Supreme Court put in place seven guidelines for lower courts to follow in cases involving sexual assault:
(a) Bail conditions should not mandate, require, or permit contact between the accused and the victim.
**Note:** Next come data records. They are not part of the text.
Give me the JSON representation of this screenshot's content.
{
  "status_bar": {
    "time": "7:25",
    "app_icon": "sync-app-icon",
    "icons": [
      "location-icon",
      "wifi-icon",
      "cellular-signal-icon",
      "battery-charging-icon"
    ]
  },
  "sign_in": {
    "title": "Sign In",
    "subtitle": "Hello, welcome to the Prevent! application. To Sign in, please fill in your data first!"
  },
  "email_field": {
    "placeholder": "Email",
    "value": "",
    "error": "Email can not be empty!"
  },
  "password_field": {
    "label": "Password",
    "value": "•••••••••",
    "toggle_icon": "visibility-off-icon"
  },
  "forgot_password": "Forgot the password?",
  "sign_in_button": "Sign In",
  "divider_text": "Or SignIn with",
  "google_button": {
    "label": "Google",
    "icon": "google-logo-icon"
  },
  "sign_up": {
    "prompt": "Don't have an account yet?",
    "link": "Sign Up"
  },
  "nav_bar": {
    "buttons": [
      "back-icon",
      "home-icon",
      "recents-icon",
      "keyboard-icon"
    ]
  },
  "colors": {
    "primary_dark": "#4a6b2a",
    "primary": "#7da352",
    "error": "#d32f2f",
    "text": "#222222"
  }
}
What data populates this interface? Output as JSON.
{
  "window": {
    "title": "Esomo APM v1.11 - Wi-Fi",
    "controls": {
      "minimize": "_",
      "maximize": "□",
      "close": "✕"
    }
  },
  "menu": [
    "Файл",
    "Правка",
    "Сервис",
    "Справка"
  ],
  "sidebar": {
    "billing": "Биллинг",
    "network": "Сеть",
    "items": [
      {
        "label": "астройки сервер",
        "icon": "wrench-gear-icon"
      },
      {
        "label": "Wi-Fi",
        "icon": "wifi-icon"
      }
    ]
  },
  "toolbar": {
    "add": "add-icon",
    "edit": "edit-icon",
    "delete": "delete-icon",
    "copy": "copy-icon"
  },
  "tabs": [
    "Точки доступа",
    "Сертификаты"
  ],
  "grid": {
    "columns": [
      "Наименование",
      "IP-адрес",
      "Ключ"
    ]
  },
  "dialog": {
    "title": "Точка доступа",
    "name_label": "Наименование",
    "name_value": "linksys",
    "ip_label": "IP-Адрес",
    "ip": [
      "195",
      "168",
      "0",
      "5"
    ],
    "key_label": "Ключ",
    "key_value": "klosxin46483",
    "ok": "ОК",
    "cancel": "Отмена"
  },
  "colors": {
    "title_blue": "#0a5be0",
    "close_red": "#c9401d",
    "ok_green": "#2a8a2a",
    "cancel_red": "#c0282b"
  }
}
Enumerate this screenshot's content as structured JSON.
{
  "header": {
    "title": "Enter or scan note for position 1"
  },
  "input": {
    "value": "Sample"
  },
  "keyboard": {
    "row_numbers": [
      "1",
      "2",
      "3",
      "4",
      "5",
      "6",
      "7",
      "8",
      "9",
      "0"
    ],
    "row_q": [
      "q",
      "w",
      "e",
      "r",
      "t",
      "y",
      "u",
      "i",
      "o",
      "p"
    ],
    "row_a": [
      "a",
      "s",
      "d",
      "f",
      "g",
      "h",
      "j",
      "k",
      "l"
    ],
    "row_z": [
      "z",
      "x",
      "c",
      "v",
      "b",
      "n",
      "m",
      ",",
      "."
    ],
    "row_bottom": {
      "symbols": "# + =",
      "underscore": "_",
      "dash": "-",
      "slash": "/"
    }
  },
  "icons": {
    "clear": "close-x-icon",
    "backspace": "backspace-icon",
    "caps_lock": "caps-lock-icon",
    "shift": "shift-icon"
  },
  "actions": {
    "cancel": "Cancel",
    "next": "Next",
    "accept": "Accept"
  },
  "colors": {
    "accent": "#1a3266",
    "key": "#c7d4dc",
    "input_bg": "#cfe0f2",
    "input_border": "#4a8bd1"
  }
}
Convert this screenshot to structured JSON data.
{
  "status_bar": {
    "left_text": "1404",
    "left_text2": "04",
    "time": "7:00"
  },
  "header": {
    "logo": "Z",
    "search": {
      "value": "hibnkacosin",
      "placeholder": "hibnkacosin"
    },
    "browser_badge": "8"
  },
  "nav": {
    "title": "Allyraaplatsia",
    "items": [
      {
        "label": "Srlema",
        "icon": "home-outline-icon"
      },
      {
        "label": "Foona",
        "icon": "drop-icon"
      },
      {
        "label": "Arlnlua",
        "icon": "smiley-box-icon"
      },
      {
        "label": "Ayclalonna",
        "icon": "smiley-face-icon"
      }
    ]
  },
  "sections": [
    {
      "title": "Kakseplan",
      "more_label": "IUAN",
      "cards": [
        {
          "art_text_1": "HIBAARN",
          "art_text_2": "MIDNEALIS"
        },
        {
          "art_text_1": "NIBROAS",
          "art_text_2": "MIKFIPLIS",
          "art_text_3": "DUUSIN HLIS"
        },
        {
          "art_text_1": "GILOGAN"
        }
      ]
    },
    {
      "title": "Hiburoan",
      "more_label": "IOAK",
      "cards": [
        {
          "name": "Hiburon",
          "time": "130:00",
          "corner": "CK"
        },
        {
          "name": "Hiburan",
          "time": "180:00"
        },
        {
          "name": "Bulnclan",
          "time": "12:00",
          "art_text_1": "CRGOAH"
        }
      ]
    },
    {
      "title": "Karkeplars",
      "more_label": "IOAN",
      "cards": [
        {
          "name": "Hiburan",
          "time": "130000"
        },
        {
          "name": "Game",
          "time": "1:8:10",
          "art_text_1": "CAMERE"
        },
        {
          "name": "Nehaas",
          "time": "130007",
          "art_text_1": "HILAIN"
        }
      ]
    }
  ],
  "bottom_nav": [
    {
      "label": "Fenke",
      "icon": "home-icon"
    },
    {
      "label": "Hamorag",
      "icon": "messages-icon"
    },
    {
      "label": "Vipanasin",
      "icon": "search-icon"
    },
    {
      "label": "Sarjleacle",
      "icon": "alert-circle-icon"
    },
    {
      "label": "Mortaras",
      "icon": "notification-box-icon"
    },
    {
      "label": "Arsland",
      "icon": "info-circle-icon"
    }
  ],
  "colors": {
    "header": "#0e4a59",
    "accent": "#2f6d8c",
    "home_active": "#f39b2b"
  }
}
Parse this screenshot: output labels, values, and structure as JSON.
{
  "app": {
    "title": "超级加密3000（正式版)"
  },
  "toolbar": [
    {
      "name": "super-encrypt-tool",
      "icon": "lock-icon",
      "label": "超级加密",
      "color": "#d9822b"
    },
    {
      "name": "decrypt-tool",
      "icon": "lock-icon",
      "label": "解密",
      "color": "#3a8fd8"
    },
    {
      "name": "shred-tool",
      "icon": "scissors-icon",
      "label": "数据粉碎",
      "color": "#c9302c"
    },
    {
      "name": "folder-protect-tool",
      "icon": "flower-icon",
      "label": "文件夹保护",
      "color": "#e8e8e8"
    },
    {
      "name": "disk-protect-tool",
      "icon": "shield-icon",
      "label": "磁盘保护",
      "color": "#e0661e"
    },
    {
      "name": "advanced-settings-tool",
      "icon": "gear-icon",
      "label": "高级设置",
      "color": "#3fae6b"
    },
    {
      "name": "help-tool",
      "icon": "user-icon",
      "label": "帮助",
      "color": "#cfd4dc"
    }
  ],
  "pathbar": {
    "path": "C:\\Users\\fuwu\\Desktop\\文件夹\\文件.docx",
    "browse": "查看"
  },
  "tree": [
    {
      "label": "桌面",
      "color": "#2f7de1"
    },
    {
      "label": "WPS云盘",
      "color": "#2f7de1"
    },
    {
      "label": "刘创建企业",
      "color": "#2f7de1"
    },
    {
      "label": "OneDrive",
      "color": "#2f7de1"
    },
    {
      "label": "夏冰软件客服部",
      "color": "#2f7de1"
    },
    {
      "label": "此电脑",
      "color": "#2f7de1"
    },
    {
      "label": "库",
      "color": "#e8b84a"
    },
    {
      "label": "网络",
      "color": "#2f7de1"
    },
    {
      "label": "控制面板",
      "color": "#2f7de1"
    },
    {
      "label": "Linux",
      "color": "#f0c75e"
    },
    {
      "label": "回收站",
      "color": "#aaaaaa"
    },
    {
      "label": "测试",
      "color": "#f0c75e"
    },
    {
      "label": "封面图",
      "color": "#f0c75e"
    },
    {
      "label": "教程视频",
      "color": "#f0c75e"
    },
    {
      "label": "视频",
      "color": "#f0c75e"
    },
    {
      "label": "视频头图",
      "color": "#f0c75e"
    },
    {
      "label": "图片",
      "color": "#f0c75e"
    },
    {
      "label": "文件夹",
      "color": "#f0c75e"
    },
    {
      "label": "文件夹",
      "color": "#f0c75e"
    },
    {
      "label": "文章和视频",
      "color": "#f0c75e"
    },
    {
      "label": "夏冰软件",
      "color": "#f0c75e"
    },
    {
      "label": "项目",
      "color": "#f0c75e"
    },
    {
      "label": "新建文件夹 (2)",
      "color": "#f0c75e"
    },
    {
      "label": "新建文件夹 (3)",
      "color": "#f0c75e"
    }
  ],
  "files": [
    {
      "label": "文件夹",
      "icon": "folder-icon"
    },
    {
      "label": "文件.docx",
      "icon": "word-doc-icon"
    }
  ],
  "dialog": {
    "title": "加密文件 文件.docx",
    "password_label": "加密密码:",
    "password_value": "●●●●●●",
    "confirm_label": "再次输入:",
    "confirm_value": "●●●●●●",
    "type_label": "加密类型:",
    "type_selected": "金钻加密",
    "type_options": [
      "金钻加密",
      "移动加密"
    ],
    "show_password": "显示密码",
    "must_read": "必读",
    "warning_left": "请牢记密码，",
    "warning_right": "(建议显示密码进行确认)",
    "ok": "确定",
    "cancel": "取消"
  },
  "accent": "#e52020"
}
Such conditions should seek to protect the complainant from any further harassment by the accused;
(b) Where circumstances exist for the court to believe that there might be a potential threat of harassment of the victim, or upon apprehension expressed, after calling for reports from the police, the nature of protection shall be separately considered and appropriate order made, in addition to a direction to the accused not to make any contact with the victim;
(c) In all cases where bail is granted, the complainant should immediately be informed that the accused has been granted bail and copy of the bail order made over to him/her within two days;
(d) Bail conditions and orders should avoid reflecting stereotypical or patriarchal notions about women and their place in society, and must strictly be in accordance with the requirements of the Cr. PC. In other words, discussion about the dress,behavior, or past “conduct” or “morals” of the prosecutrix, should not enter the verdict granting bail;
(e) The courts while adjudicating cases involving gender related crimes, should not suggest or entertain any notions (or encourage any steps) towards compromises between the prosecutrix and the accused to get married, suggest or mandate mediation between the accused and the survivor, or any form of compromise as it is beyond their powers and jurisdiction;
(f) Sensitivity should be displayed at all times by judges, who should ensure that there is no traumatization of the prosecutrix, during the proceedings, or anything said during the arguments, and
(g) Judges especially should not use any words, spoken or written, that would undermine or shake the confidence of the survivor in the fairness or impartiality of the court.
Takeaways for the Internal Committee members from the guidelines.
- Soon after receiving a complaint of sexual harassment, IC should take steps to make sure that the victim and alleged harasser does not make contact to prevent further harassment of the victim.
- The potential threats of retaliation and harassment should be well thought through and identified during the first meeting itself so that IC can proactively plan and recommend preventive measures to the Management for implementation.
- Do not trivialise any complaint and create an environment of safety, trust and hope for the victim to share her details. First meeting with the victim is key to securing that trust.
- Victim should be kept apprised of the IC proceedings at all times. Keep in constant communication with the victim, inquiring about her and providing her information on matters related to the case.
- While handling a case, IC members must be gender sensitive and make a conscious decision to stop reflecting stereotypical or patriarchal notions about women and their place in society.
- A discussion about the dress, behavior, or past “conduct” or “morals” of the female victim, should not influence the decisions of the IC. They need to deal with the case purely on its merits (resolved accurately, based on law and the facts ).
- The IC should not suggest compromises between the victim and the alleged harasser. However, on request of the aggrieved party, a conciliation between the parties is allowed, strictly without monetary settlement.